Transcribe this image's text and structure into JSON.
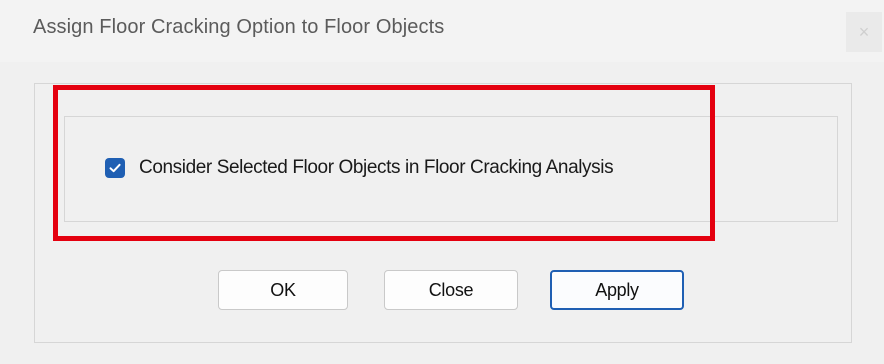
{
  "window": {
    "title": "Assign Floor Cracking Option to Floor Objects",
    "close_glyph": "×"
  },
  "option": {
    "checked": true,
    "label": "Consider Selected Floor Objects in Floor Cracking Analysis"
  },
  "buttons": {
    "ok_label": "OK",
    "close_label": "Close",
    "apply_label": "Apply"
  },
  "colors": {
    "accent": "#1f5fb3",
    "highlight": "#e4000f",
    "window_bg": "#f0f0f0"
  }
}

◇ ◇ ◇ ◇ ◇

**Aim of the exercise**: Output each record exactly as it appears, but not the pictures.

**Result of this exercise**:
Transcribe this image's text and structure into JSON.
{
  "window": {
    "title": "Assign Floor Cracking Option to Floor Objects",
    "close_glyph": "×"
  },
  "option": {
    "checked": true,
    "label": "Consider Selected Floor Objects in Floor Cracking Analysis"
  },
  "buttons": {
    "ok_label": "OK",
    "close_label": "Close",
    "apply_label": "Apply"
  },
  "colors": {
    "accent": "#1f5fb3",
    "highlight": "#e4000f",
    "window_bg": "#f0f0f0"
  }
}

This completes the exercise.